Posting a number on your social media isn't necessarily a bad thing and maybe it'll help someone somehow but the one really looking down the barrel probably isn't reading Facebook. They don't want to see how happy everyone else there is; how wonderful their lives and kids and spouses and homes and jobs are. It's all an illusion that only makes it harder to breathe. They don't want to know. 

They've heard that suicide is 'the easy way out'. They know you think it's selfish and cowardly and a sin. They know you think they don't care about anyone else. And they know you're wrong but they're so lonely and afraid that none of it matters anymore. They know that life hurts so much that they're willing to leave it.

What they really need to know is that they're not alone. They need you. Not to tell them to suck it up or look on the bright side. Or say you know how they feel because to them at that moment, no one can.

Don't tell them to do anything because where they are, they can't. Just be there and watch out for them. Hug them while they cry. Help them any way you can.

Call the number yourself if you have to because it's pretty likely...they won't. They're afraid that if they call, they'll lose their job, lose their kids, lose everything and then it loops around to, "Why the hell should I call and make the misery even worse?"

It isn't logical. It isn't fair. It's The Black and it twists everything.

It makes a holiday into a nightmare; a birthday into regrets. Anniversaries become unbearable and sadness is the new normal. Pain is all there is in the world. It's The Black and it closes around you like a shell. Nothing gets in and nothing gets out. People in that place all die alone. 

So no, I suppose posting a number isn't wrong. Going on a walk to 'raise awareness' is probably ok too if you don't happen to be suicidal but believe me...people who are have already raised their awareness as high as it'll go. 

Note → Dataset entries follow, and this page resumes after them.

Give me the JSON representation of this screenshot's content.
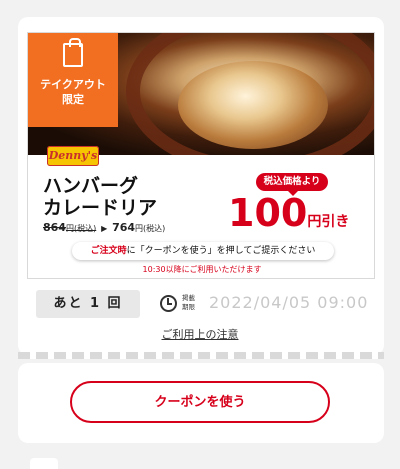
{
  "coupon": {
    "badge_line1": "テイクアウト",
    "badge_line2": "限定",
    "badge_icon": "shopping-bag-icon",
    "brand_logo_text": "Denny's",
    "product_name_line1": "ハンバーグ",
    "product_name_line2": "カレードリア",
    "price_old": "864",
    "price_old_unit": "円(税込)",
    "price_arrow": "▶",
    "price_new": "764",
    "price_new_unit": "円(税込)",
    "discount_tag": "税込価格より",
    "discount_amount": "100",
    "discount_unit": "円引き",
    "notice_prefix": "ご注文時",
    "notice_rest": "に「クーポンを使う」を押してご提示ください",
    "time_note": "10:30以降にご利用いただけます"
  },
  "status": {
    "remaining": "あと 1 回",
    "expiry_label": "掲載期限",
    "expiry_date": "2022/04/05 09:00",
    "terms_link": "ご利用上の注意"
  },
  "actions": {
    "use_coupon": "クーポンを使う"
  },
  "colors": {
    "accent_red": "#d7001b",
    "badge_orange": "#f26f21",
    "logo_yellow": "#f6c400"
  }
}
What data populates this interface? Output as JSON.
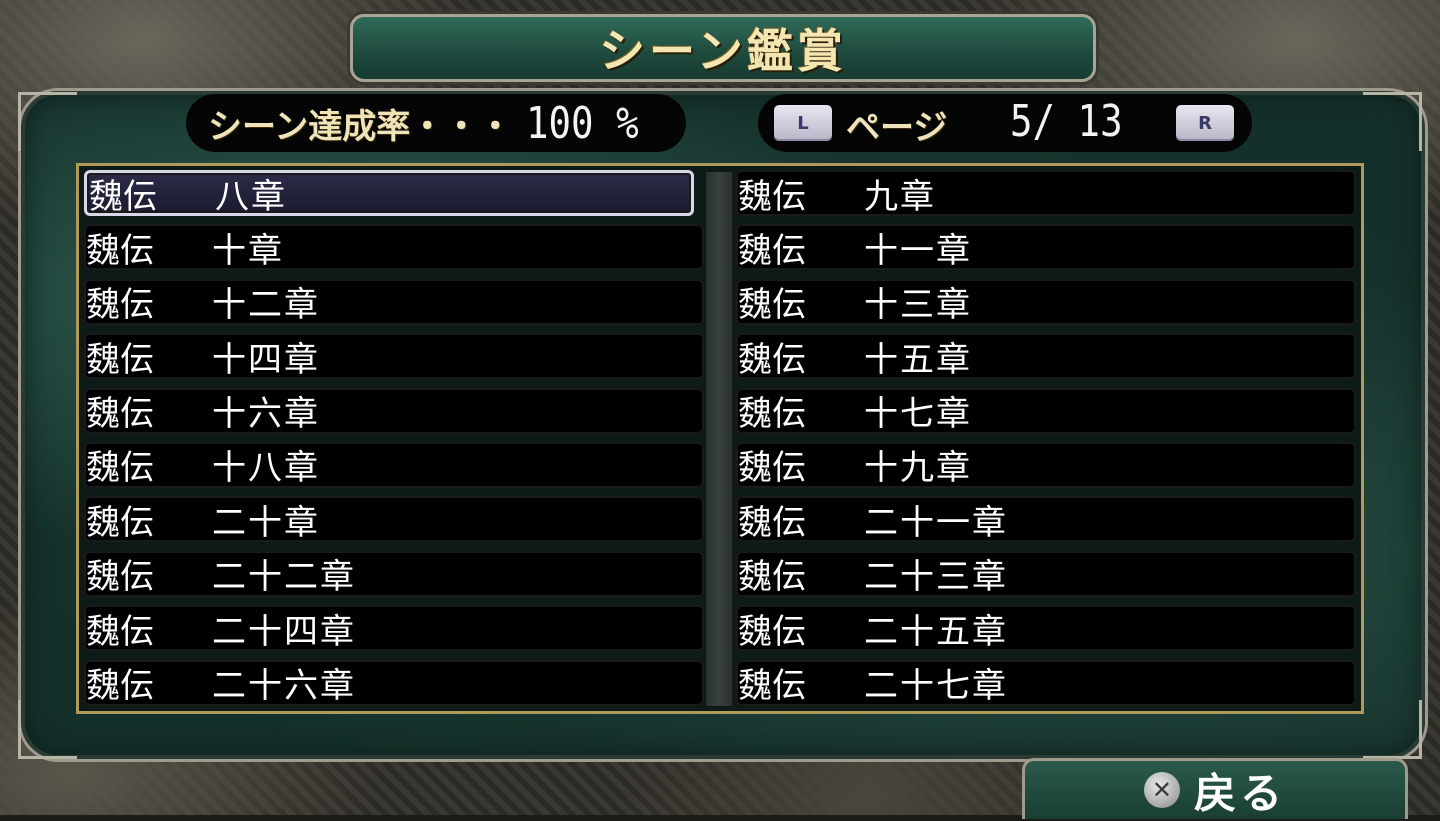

I know with all my heart that anyone looking down that road is not listening or looking at anything but an end. They need a human touch and a human voice. You, not an 800 number are suicide prevention.

Look around. Look hard. Someone needs you. They always will.